Tag Archives: Filing
Is there anyone who Amazon isn’t competing with?
In a recent regulatory filing, (amzn) Amazon added “transportation and logistics services” to the already long list of industries and services it views as competition. While Amazon relies on shipping partners, like USPS, UPS, and FedEx to help make deliveries, the disclosure signals that Amazon is getting serious about making its mark with its own delivery service.
“The worldwide marketplace in which we compete is evolving rapidly and intensely competitive, and we face a broad array of competitors from many different industry sectors around the world,” Amazon said in the annual filing.
Amazon’s shipping costs were $ 9 billion, according to its most recent earnings report. That’s a 23% increase from the previous quarter, but shows just how much customers value Amazon Prime’s free shipping options. Amazon has already taken some steps to build a delivery infrastructure to supplement its partners. The company leased a fleet of airplanes to carry cargo, has delivery vans, and has been piloting a “Shipping With Amazon” program, which entails drivers picking up packages from third party sellers and delivering them.
There has also long been speculation about whether Amazon, one of the world’s most valuable companies, might consider a surprise acquisition of a transportation and logistics competitor. UPS CEO David Abney said last month that while Amazon is a customer, he also sees the company as a competitor.
Amazon CEO Jeff Bezos has always been fascinated with finding ways to revolutionize delivery. He shared his vision for drone delivery in 2013. Bezos predicted it would be a reality by the end of 2018, however the program has hit regulatory snags in the United States. Amazon made its first commercial drone delivery in Cambridge, England in December 2016. They’re also deploying delivery robots. Last month, Amazon unveiled its new Scout delivery robot, which is making test deliveries in a neighborhood in Snohomish County, Wash.
NEW YORK/SAN FRANCISCO (Reuters) – Music streaming service Spotify has filed confidentially for an initial public offering with the U.S. Securities and Exchange Commission (SEC) and is moving ahead with a direct listing in the first half of the year, a source familiar with the matter said on Wednesday.
If Spotify, with was valued at as much as $ 19 billion last year, goes ahead with its plans, it would make it the first major company to carry out a direct listing, an unconventional way to pursue an IPO without raising new capital.
It also mainly eliminates the need for a Wall Street bank or broker to underwrite an IPO along with many associated fees and could change the way companies approach selling shares to the public.
The confidential filing was initially reported by news outlet Axios.

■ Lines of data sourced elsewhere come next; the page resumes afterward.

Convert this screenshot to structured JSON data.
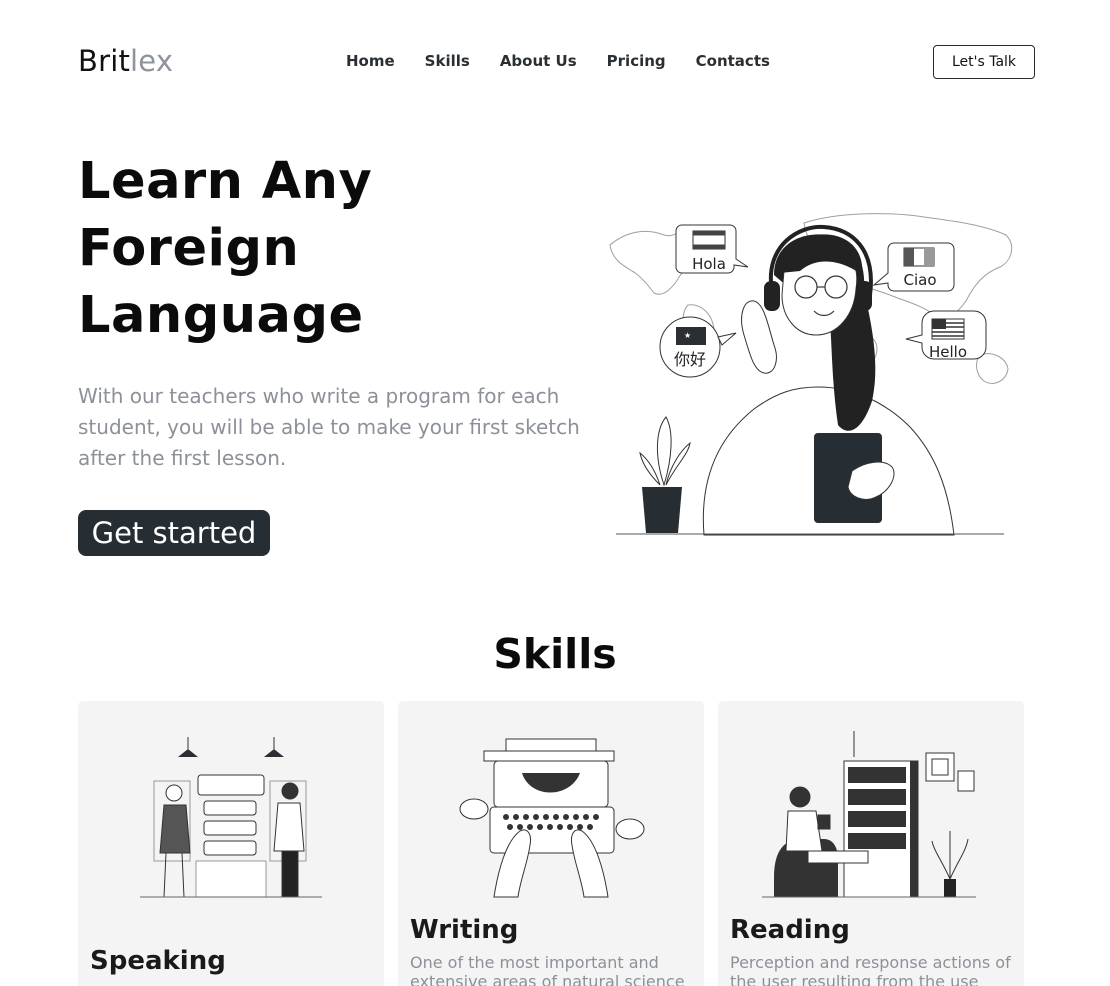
{
  "header": {
    "logo_part1": "Brit",
    "logo_part2": "lex",
    "nav": [
      "Home",
      "Skills",
      "About Us",
      "Pricing",
      "Contacts"
    ],
    "cta_label": "Let's Talk"
  },
  "hero": {
    "title_line1": "Learn Any",
    "title_line2": "Foreign",
    "title_line3": "Language",
    "description": "With our teachers who write a program for each student, you will be able to make your first sketch after the first lesson.",
    "button_label": "Get started",
    "bubbles": {
      "spanish": "Hola",
      "italian": "Ciao",
      "chinese": "你好",
      "english": "Hello"
    }
  },
  "skills": {
    "title": "Skills",
    "cards": [
      {
        "title": "Speaking",
        "text": ""
      },
      {
        "title": "Writing",
        "text": "One of the most important and extensive areas of natural science"
      },
      {
        "title": "Reading",
        "text": "Perception and response actions of the user resulting from the use"
      }
    ]
  },
  "colors": {
    "dark": "#262e33",
    "muted_text": "#8c9199",
    "card_bg": "#f4f4f4"
  }
}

Spotify is the biggest global music streaming company and counts Apple Inc (AAPL.O) and Amazon.com Inc (AMZN.O) as its main rivals. Reuters has previously reported Spotify was aiming to file for an IPO in late 2017 and list with the New York Stock Exchange early this year.
Spotify could not be reached for comment.
Spotify was sued by Wixen Music Publishing Inc last week for allegedly using thousands of songs, including those of Tom Petty, Neil Young and The Doors, without a license and compensation to the music publisher. It was unclear what the lawsuit’s effect would be on its IPO plans.
Wixen, an exclusive licensee of songs such as “Free Fallin’” by Tom Petty, “Light My Fire” by the Doors, “(Girl We Got a) Good Thing” by Weezer and works of singers such as Stevie Nicks, is seeking damages worth at least $ 1.6 billion along with injunctive relief.
Spotify still intends to proceed with a U.S. direct listing in the first half of 2018, despite the lawsuit, according to a source familiar with the matter. It has filed for the listing confidentially with the SEC, with Goldman Sachs, Morgan Stanley and Allen & Co helping arrange it, the source added.
Reporting by Greg Roumeliotis in New York and Liana B. Baker in San Francisco; Editing by Meredith Mazzilli